Love and Truth Make the Difference — Especially Now

Posted by Kenny Vaughan on 17th May 2020

Excerpts from “The Right Fight: How to Live a Loving Life” by John Kennedy Vaughan

“Being truthful means more than just telling the truth as we see it. It means having the courage to look for the real truth.

“Love doesn’t just respond to what people do. Love seeks to understand the thought behind the action because that’s where the truth is hidden. Fear will speak its mind without regard for the truth, or how the words wound, or how they might be received; and without asking the question of why someone does what they do. But the why often reveals the truth. Love always seeks the truth. When we know the truth, we can speak the truth in love—not angrily or hurtfully but in a manner that will most likely be meaningfully received by the one who needs to hear it.

“And many times, in searching for the real truth, we find we are the ones that need to change. My first thought every time I get hurt is that the person who hurt me doesn’t care about me or, worse, wanted to hurt me. Most of the time, neither of these is true. Most of the time, when we get hurt, people had no intention to hurt us and hoped we would not get hurt. Most of the time, they are fighting their own fears and distracted from the truth of the consequences of their actions. Sometimes they have considered them and truly don’t care or are rejoicing in evil and did want to hurt us.

“The most powerful part about asking why someone did what they did before we respond is that it helps us find the truth, whatever it is. But when we ask others about their motivations, we must be sure we seek the truth in love. If we ask for answers out of anger, pride, or any of the things fear is, most people will simply respond to protect themselves and the truth they don’t want to share.

“If we ask for their sake, we may just learn the real truth. If, through seeking, we learn that a person who has offended us intended to do so or does not care that they did, we can thank God we know that, because if they won’t change, we may need to run while the getting is still good. If the real truth is that they actually do delight in evil, we surely need to hit the road and maybe try and love from a distance.

“However, if, as is most likely, the hurt and offense were unintentional, treating the person as if they were intentional won’t solve any problems or help us or the other person. The most dangerous people in the world are people ruled by fear. When fear fully rules a life, it’s a very dangerous thing. In most cases, though, the truth is not what we first think. When I know someone is doing what they are doing not just to hurt me but because they are afraid, it really makes it easier for me to love.”

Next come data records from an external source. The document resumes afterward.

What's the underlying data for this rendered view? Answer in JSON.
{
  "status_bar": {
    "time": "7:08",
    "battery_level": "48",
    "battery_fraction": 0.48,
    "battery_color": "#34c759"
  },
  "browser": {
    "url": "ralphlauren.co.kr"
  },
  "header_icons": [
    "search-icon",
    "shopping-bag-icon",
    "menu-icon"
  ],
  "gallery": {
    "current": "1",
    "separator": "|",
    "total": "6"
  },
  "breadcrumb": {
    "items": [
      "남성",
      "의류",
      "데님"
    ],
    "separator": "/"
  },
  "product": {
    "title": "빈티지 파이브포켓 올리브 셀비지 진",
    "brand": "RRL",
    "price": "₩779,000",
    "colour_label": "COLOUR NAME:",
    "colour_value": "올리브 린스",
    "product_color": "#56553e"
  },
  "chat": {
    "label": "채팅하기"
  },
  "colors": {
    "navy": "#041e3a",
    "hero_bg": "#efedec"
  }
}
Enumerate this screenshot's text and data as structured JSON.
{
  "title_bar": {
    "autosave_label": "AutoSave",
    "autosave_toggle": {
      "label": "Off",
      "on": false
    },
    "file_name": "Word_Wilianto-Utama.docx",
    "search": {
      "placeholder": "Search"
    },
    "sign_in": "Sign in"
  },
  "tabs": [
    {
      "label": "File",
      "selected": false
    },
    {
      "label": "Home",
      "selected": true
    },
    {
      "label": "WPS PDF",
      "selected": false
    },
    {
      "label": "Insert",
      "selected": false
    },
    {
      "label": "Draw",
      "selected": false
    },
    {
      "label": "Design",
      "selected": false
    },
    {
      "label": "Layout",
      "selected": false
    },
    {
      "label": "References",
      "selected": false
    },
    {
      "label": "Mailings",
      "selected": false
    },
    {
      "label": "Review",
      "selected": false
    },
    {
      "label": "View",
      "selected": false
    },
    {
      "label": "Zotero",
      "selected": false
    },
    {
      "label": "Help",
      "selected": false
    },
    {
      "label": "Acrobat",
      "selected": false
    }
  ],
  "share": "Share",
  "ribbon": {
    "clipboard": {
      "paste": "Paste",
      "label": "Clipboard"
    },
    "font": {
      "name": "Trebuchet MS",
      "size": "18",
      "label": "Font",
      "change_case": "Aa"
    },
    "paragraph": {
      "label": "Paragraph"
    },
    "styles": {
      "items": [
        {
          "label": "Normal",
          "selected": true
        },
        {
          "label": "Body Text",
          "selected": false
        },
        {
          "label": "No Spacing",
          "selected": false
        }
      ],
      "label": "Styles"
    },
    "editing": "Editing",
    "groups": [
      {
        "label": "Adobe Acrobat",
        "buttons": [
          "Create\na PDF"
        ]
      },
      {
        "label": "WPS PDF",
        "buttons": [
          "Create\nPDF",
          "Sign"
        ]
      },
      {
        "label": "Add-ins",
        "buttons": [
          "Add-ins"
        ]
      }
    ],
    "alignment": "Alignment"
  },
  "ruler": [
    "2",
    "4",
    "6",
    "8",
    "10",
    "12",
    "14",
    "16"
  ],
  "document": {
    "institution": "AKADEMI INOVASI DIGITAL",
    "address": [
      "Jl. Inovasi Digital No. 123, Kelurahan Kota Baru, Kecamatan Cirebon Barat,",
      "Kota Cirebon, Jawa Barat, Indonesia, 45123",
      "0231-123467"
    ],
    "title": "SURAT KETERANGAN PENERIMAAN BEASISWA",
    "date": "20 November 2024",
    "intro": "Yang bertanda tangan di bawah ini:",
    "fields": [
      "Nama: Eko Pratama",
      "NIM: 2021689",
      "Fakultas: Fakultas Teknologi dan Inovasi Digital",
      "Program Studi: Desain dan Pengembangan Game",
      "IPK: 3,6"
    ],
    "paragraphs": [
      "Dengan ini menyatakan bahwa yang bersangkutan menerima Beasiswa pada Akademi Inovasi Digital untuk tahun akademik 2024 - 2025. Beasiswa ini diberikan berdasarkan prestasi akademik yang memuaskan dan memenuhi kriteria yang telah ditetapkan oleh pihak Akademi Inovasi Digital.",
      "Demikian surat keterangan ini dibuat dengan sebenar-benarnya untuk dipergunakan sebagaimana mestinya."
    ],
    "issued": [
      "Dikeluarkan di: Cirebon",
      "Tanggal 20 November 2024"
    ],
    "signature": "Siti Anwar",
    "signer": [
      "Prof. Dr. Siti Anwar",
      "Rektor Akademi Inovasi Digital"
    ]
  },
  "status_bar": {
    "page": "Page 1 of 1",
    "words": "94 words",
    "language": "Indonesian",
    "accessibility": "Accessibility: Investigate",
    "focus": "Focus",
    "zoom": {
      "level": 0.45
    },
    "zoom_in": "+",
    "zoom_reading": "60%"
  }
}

Our friends, our families, first responders and healthcare workers, leaders in our communities, our states and our country are encountering unprecedented situations. Fear and anger are trying to define everything and everyone. I wrote these words in my book “The Right Fight: How to Live a Loving Life” long before anyone imagined the threats and challenges we are facing today at every level.

These words, written months and years before this, speak to all of us, more clearly and pertinently today than ever before.

Truth doesn’t fit into a box or boundary; neither does love and neither does God. We need to abide in them and seek them out right now.

Laus Deo,